Yusef Salaam is one of the Central Park Five. He was 15 years old when he was arrested in 1989 in connection to the rape of Trisha Meili, known then as the Central Park jogger. Salam was convicted of the rape of Meili, along with Korey Wise, Antron McCray, Raymond Santana, and Kevin Richardson. Salaam was tried as a juvenile and convicted of rape and assault. He was sentenced to five to ten years in prison; he was released from prison after seven years.
In 2002, Matias Reyes, a serial rapist, admitted his guilt and a DNA test exonerated the five men.
Following the exoneration of the five men, the City of New York agreed to pay them a settlement of $41 million, which was approximately one million for each of their years spent in prison. Per the University of Michigan Law School, Salaam was set to receive $7.125 million of that settlement. When They See Us, a four part series on Netflix directed by Ava DuVernay, explores the famous and heartbreaking historical event.
Here’s what you need to know about where Salaam is now:
Yusef Salaam Is Now a Motivational Speaker & a Father of 10
According to his site, Yusef Salaam, 45, is now a motivational speaker with his own company, Yusef Speaks. He’s also a father of ten.
Salaam’s bio for his speaking site reads in part,
Since his release more than 20 years ago, Yusef has become a family man, father, poet, activist, and inspirational speaker. He has committed himself to advocate and educate people on the issues of mass incarceration, police brutality and misconduct, false confessions, press ethics and bias, race and law, and the disparities in America’s criminal justice system, especially for young men of color.
The site also notes the number of awards and accolades he’s received, including a lifetime achievement award from President Obama in 2016, and honorary Doctorate of Humanities from Anointed by God Ministries Alliance & Seminary in 2014.
To CBS earlier in May, Salaam said that his experience going through the trial and spending time in prison was something he thinks about daily. He said, “It’s every day. Constantly….probably my second or third thought [every day].”
To The New York Times, Salaam said,
I knew how big [this series would be]. And I knew how small [our story had] become. I say that because when we were found innocent, there was no tsunami of media that followed in the way that tsunami came out within the first few weeks when they thought we were guilty. The criminal justice system says that you’re innocent until proven guilty. But if you’re black or brown, you are guilty and have to prove yourself innocent. And I think that is the difference, that two Americas that is often talked about. There are so many components that let you down.
Salaam has also become an outspoken critic of Donald Trump, whose condemnation of the Central Park Five continued into 2016, during his presidential campaign. In an interview with Jacobin in 2016, Salaam said,
“…the worst part about it is that there’s an infallibility to a person like Donald Trump — you know what I’m saying? He had to apologize about these comments that he made about those young ladies, but he was sixty years old at the time!

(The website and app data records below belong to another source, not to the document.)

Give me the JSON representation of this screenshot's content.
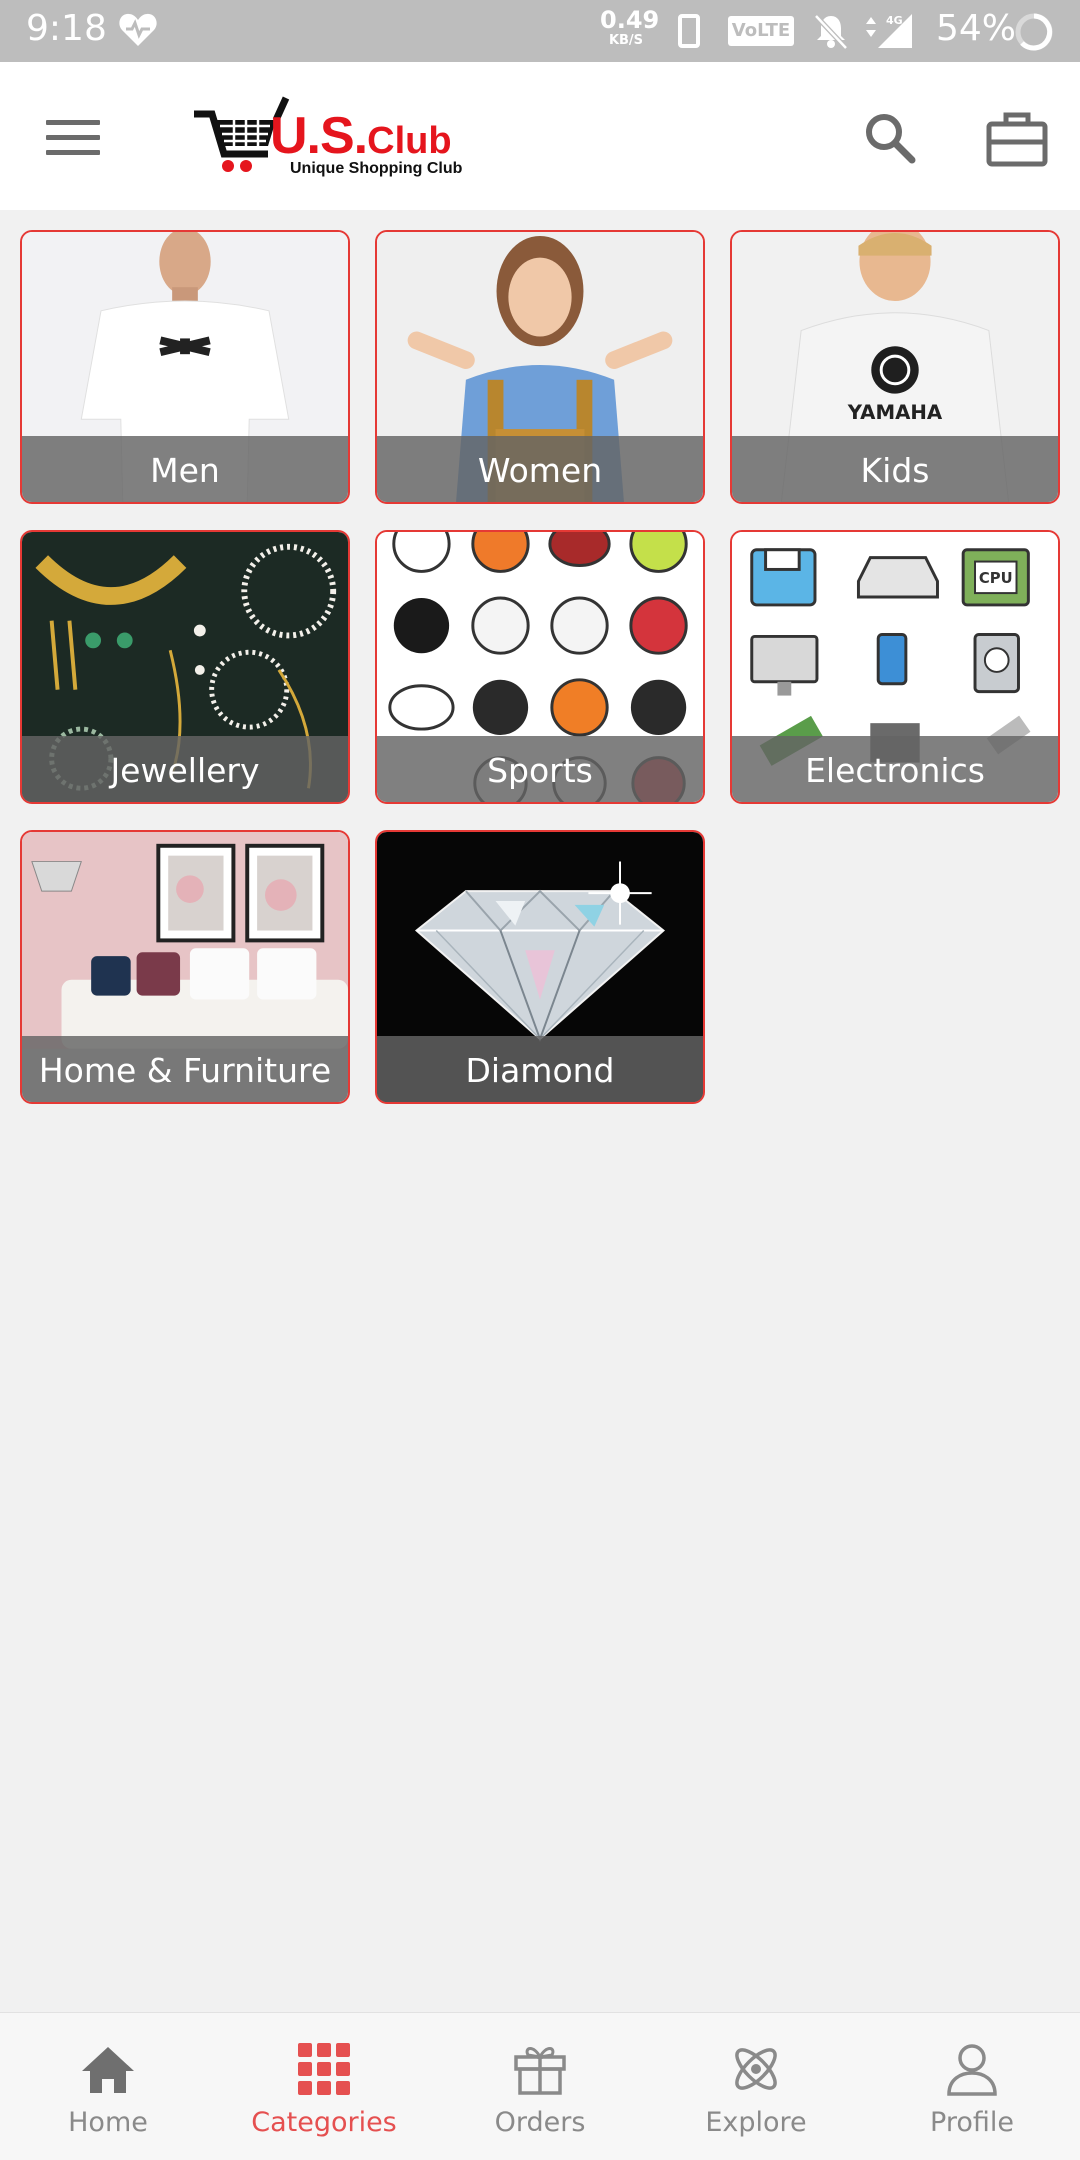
{
  "status_bar": {
    "time": "9:18",
    "net_speed_value": "0.49",
    "net_speed_unit": "KB/S",
    "volte": "VoLTE",
    "network": "4G",
    "battery": "54%"
  },
  "app_bar": {
    "logo_main": "U.S.",
    "logo_club": "Club",
    "logo_tagline": "Unique Shopping Club"
  },
  "categories": [
    {
      "label": "Men"
    },
    {
      "label": "Women"
    },
    {
      "label": "Kids"
    },
    {
      "label": "Jewellery"
    },
    {
      "label": "Sports"
    },
    {
      "label": "Electronics"
    },
    {
      "label": "Home & Furniture"
    },
    {
      "label": "Diamond"
    }
  ],
  "bottom_nav": {
    "items": [
      {
        "label": "Home",
        "icon": "home-icon"
      },
      {
        "label": "Categories",
        "icon": "grid-icon"
      },
      {
        "label": "Orders",
        "icon": "gift-icon"
      },
      {
        "label": "Explore",
        "icon": "atom-icon"
      },
      {
        "label": "Profile",
        "icon": "user-icon"
      }
    ],
    "active": "Categories"
  },
  "colors": {
    "accent": "#e53935",
    "status_bar": "#bdbdbd",
    "background": "#f1f1f1"
  }
}
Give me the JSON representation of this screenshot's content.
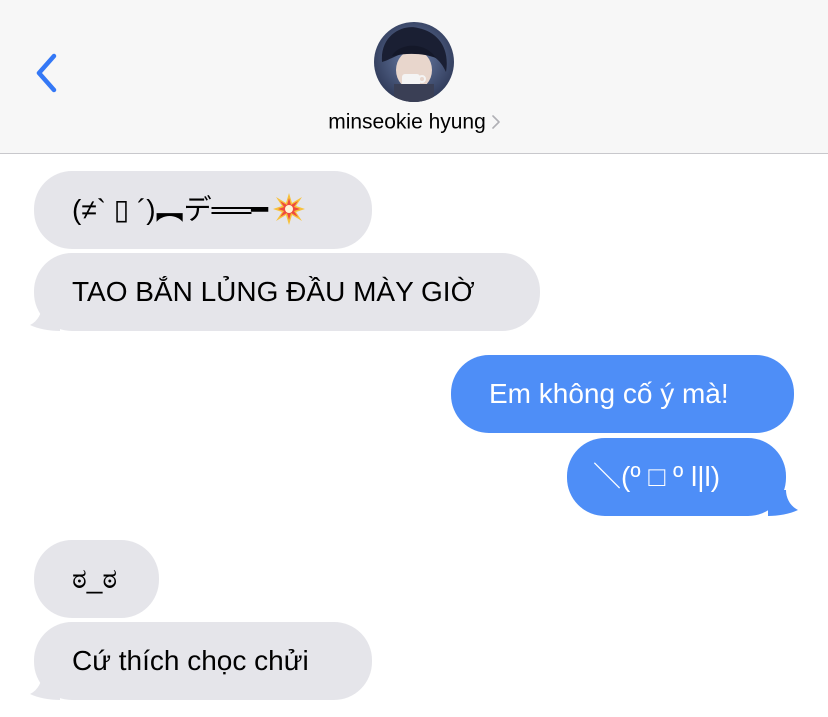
{
  "header": {
    "contact_name": "minseokie hyung",
    "back_icon": "chevron-left-icon",
    "chevron_icon": "chevron-right-icon",
    "accent_color": "#3478f6"
  },
  "messages": [
    {
      "side": "received",
      "text": "(≠` ▯ ´)︻デ══━"
    },
    {
      "side": "received",
      "text": "TAO BẮN LỦNG ĐẦU MÀY GIỜ"
    },
    {
      "side": "sent",
      "text": "Em không cố ý mà!"
    },
    {
      "side": "sent",
      "text": "＼(º □ º l|l)"
    },
    {
      "side": "received",
      "text": "ಠ_ಠ"
    },
    {
      "side": "received",
      "text": "Cứ thích chọc chửi"
    }
  ],
  "colors": {
    "received_bubble": "#e5e5ea",
    "sent_bubble": "#4e8ef7"
  }
}
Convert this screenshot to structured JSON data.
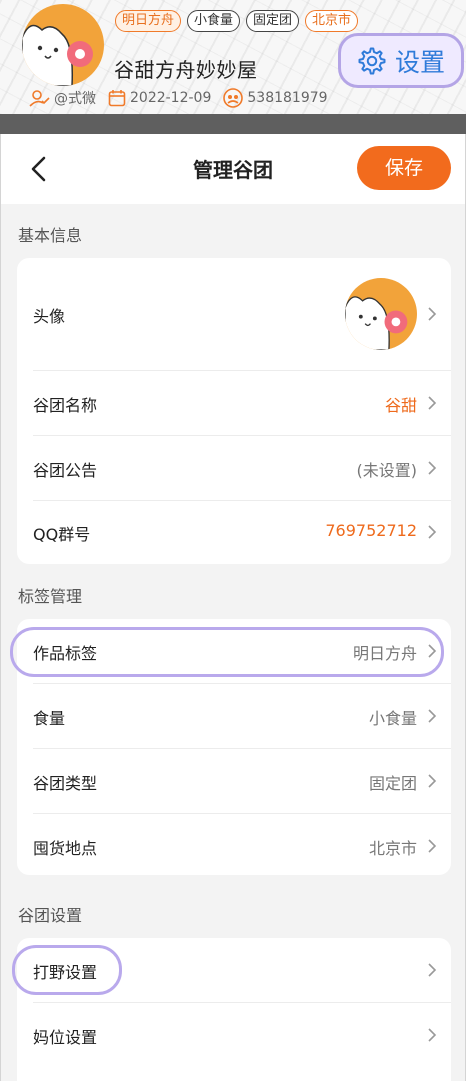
{
  "profile": {
    "tags": [
      "明日方舟",
      "小食量",
      "固定团",
      "北京市"
    ],
    "group_title": "谷甜方舟妙妙屋",
    "creator": "@式微",
    "created_date": "2022-12-09",
    "group_number": "538181979",
    "settings_label": "设置"
  },
  "nav": {
    "title": "管理谷团",
    "save_label": "保存"
  },
  "sections": {
    "basic": "基本信息",
    "tags": "标签管理",
    "settings": "谷团设置"
  },
  "basic_rows": {
    "avatar": "头像",
    "name_label": "谷团名称",
    "name_value": "谷甜",
    "notice_label": "谷团公告",
    "notice_value": "(未设置)",
    "qq_label": "QQ群号",
    "qq_value": "769752712"
  },
  "tag_rows": {
    "work_label": "作品标签",
    "work_value": "明日方舟",
    "appetite_label": "食量",
    "appetite_value": "小食量",
    "type_label": "谷团类型",
    "type_value": "固定团",
    "location_label": "囤货地点",
    "location_value": "北京市"
  },
  "settings_rows": {
    "wild_label": "打野设置",
    "slot_label": "妈位设置"
  },
  "colors": {
    "accent": "#f26b1d",
    "highlight": "#b9a9ec",
    "settings_text": "#2f7bd9"
  }
}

It’s not like he was feeling his way through life and trying to understand things. He’s a grown man, and this is the fiber in the fabric of who he is. And then he tries to chalk it up as “just locker-room banter.” But most people who hang out in the locker rooms don’t talk like that. They don’t talk about sexually assaulting women and thinking that it’s okay, you know? That’s a very, very sick way to be.
Salaam also acknowledged the silver lining of his trauma: he now has a platform to speak out against injustice. He said to the magazine, “[That realization] It was tremendous. It still is tremendous. Whenever I look at the injustices going on around the country, I am happy that sometimes people re-tweet what I say — that’s a powerful thing.”